Learning To Live Through A Layoff

Learning To Live Through A Layoff

Six years after Whitney Williams was laid off from his IT job at a pharmaceutical company, he and his wife, Diane, are still struggling to get the family back on firm financial footing. Uninterested in working full time for a company again, Whitney figured that his project management and business processing skills would enable him to charge $60 an hour and gross $120,000 a year working as a consultant.

Reality bites. Securing consultant opportunities has been unpredictable, which led to dry spells of up to six months and far less than the six-figure income Whitney was hoping for.

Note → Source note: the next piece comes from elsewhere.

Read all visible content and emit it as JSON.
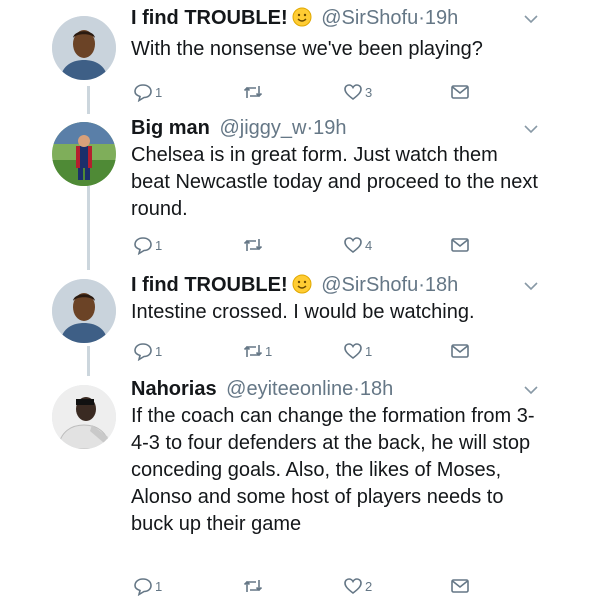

It’s all been rather disconcerting for Diane and Whitney, who have children ages 11, 8, 6, and 2. Between her salary as an engineer and what he earns as a consultant, they have a household income of about $150,000. While that seems like a healthy number, the Marietta, Georgia, family was accustomed to living on closer to $200,000 in household income. Financial strain has begun to show. They pay $13,000 in private school tuition for the children. They have $160,000 left on their mortgage, $26,000 in student loan debt, $28,000 on two car loans, and more than $10,000 in credit card debt. Unplanned expenses over the last few years for a new roof, replacement gutters, and new carpeting have stretched them to the limit.

“Given the instability, it’s been difficult to keep to any plan or budget,” says Diane. Unfortunately, the couple has used their credit cards to make up for cash shortfalls, as they have no emergency fund. They do have $55,000 in investments, $1,500 in a savings account, and $2,000 in a checking account.

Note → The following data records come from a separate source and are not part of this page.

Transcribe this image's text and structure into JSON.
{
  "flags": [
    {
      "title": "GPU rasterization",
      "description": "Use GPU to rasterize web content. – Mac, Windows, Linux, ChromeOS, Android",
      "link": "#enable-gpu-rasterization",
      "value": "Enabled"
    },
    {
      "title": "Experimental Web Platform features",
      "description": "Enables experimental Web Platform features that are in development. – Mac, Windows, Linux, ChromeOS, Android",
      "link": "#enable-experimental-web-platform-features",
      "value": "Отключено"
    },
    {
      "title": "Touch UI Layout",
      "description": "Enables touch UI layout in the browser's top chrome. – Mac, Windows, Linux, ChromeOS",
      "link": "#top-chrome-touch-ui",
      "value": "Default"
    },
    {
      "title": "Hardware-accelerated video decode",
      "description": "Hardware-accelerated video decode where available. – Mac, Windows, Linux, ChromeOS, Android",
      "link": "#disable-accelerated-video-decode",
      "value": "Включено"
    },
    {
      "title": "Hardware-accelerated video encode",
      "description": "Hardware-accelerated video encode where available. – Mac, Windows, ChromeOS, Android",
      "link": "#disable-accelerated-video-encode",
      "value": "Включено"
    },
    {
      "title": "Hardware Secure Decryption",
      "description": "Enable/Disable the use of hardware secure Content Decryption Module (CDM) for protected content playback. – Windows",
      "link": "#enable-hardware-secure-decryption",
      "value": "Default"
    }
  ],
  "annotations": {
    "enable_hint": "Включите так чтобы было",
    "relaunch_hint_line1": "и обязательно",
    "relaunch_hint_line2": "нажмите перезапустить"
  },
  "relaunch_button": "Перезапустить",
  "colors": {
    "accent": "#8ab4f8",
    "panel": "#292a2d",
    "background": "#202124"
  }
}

To make the financial adjustment, Whitney initially took consulting jobs all around the country to keep money coming in. But the frequent travel and long stays away proved too high a price to pay for the overall good of the family. Now, the couple has become more conscious of spending, like not going crazy on the children’s birthday parties. They have also trimmed expenses on swimming and baseball lessons, acting classes, and lawn maintenance.

Another big move the Williamses made this year was to establish a business. This will allow Whitney to deduct business expenses and pay taxes quarterly. He also has plans to expand beyond computer consulting to include engineer-training programs. “As we put more time and resources into the business, it could grow to something down the road that I would join him in, even if only part time,” says Diane.

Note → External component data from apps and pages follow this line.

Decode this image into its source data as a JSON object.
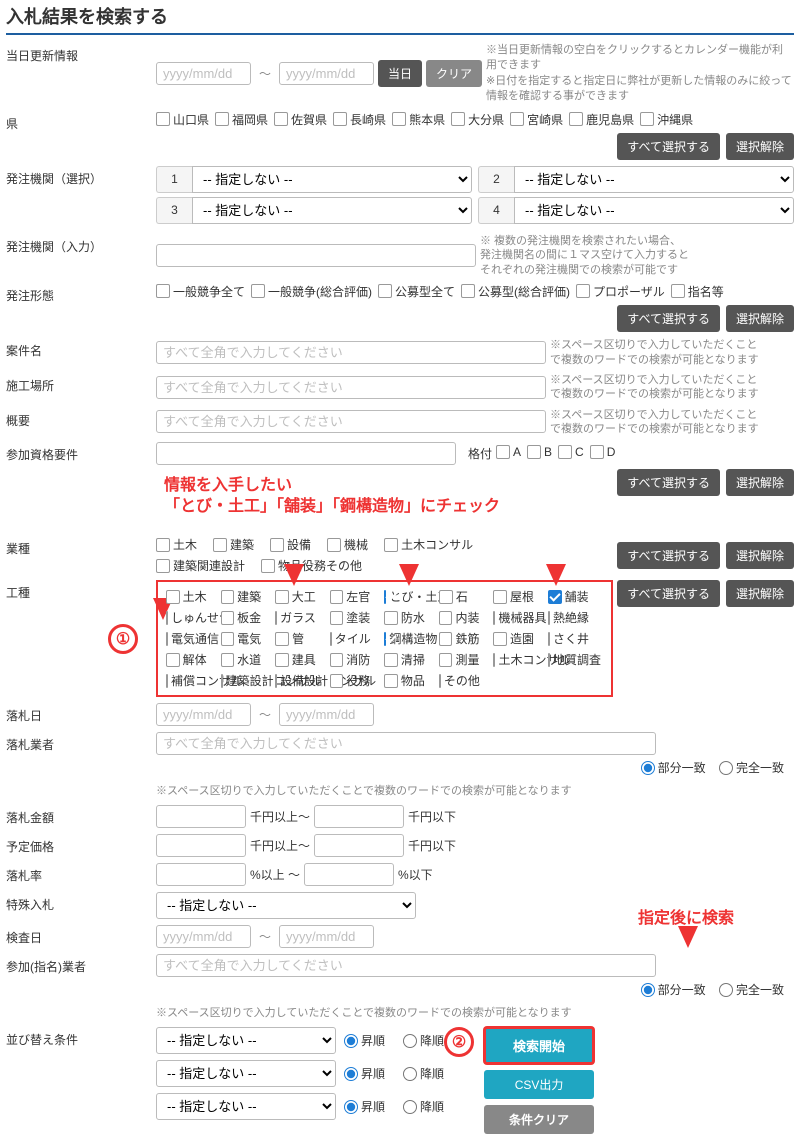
{
  "title": "入札結果を検索する",
  "date_ph": "yyyy/mm/dd",
  "update": {
    "label": "当日更新情報",
    "btn_today": "当日",
    "btn_clear": "クリア",
    "note": "※当日更新情報の空白をクリックするとカレンダー機能が利用できます\n※日付を指定すると指定日に弊社が更新した情報のみに絞って情報を確認する事ができます"
  },
  "pref": {
    "label": "県",
    "items": [
      "山口県",
      "福岡県",
      "佐賀県",
      "長崎県",
      "熊本県",
      "大分県",
      "宮崎県",
      "鹿児島県",
      "沖縄県"
    ]
  },
  "btns": {
    "all": "すべて選択する",
    "clear": "選択解除"
  },
  "agency_sel": {
    "label": "発注機関（選択）",
    "opt": "-- 指定しない --"
  },
  "agency_in": {
    "label": "発注機関（入力）",
    "note": "※ 複数の発注機関を検索されたい場合、発注機関名の間に１マス空けて入力するとそれぞれの発注機関での検索が可能です"
  },
  "form": {
    "label": "発注形態",
    "items": [
      "一般競争全て",
      "一般競争(総合評価)",
      "公募型全て",
      "公募型(総合評価)",
      "プロポーザル",
      "指名等"
    ]
  },
  "proj": {
    "label": "案件名",
    "ph": "すべて全角で入力してください",
    "note": "※スペース区切りで入力していただくことで複数のワードでの検索が可能となります"
  },
  "place": {
    "label": "施工場所"
  },
  "summary": {
    "label": "概要"
  },
  "req": {
    "label": "参加資格要件",
    "rank": "格付",
    "ranks": [
      "A",
      "B",
      "C",
      "D"
    ]
  },
  "industry": {
    "label": "業種",
    "items": [
      "土木",
      "建築",
      "設備",
      "機械",
      "土木コンサル",
      "建築関連設計",
      "物品役務その他"
    ]
  },
  "callout": "情報を入手したい\n「とび・土工」「舗装」「鋼構造物」にチェック",
  "work": {
    "label": "工種",
    "items": [
      "土木",
      "建築",
      "大工",
      "左官",
      "とび・土工",
      "石",
      "屋根",
      "舗装",
      "しゅんせつ",
      "板金",
      "ガラス",
      "塗装",
      "防水",
      "内装",
      "機械器具",
      "熱絶縁",
      "電気通信",
      "電気",
      "管",
      "タイル",
      "鋼構造物",
      "鉄筋",
      "造園",
      "さく井",
      "解体",
      "水道",
      "建具",
      "消防",
      "清掃",
      "測量",
      "土木コンサル",
      "地質調査",
      "補償コンサル",
      "建築設計コンサル",
      "設備設計コンサル",
      "役務",
      "物品",
      "その他"
    ],
    "checked": [
      4,
      7,
      20
    ]
  },
  "award_date": {
    "label": "落札日"
  },
  "award_co": {
    "label": "落札業者",
    "r1": "部分一致",
    "r2": "完全一致",
    "note": "※スペース区切りで入力していただくことで複数のワードでの検索が可能となります"
  },
  "amount": {
    "label": "落札金額",
    "u1": "千円以上～",
    "u2": "千円以下"
  },
  "est": {
    "label": "予定価格"
  },
  "rate": {
    "label": "落札率",
    "u1": "%以上 ～",
    "u2": "%以下"
  },
  "special": {
    "label": "特殊入札"
  },
  "inspect": {
    "label": "検査日"
  },
  "nominee": {
    "label": "参加(指名)業者"
  },
  "sort": {
    "label": "並び替え条件",
    "asc": "昇順",
    "desc": "降順"
  },
  "call2": "指定後に検索",
  "actions": {
    "search": "検索開始",
    "csv": "CSV出力",
    "clear": "条件クリア"
  }
}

So far, the children haven’t noticed the change in their financial situation, but Diane and Whitney know that they need a plan to get back to the good old days. Says Diane, “We want to continue building for retirement; send our children to college; be ready for emergencies; and, most importantly, be debt free in five years.”

To help Diane and Whitney Williams find answers to their financial situation, BLACK ENTERPRISE asked Kathy Williams, president of Williams Financial Services Group in Oklahoma City, Oklahoma, ask_kathywilliams@hotmail.com, to consult with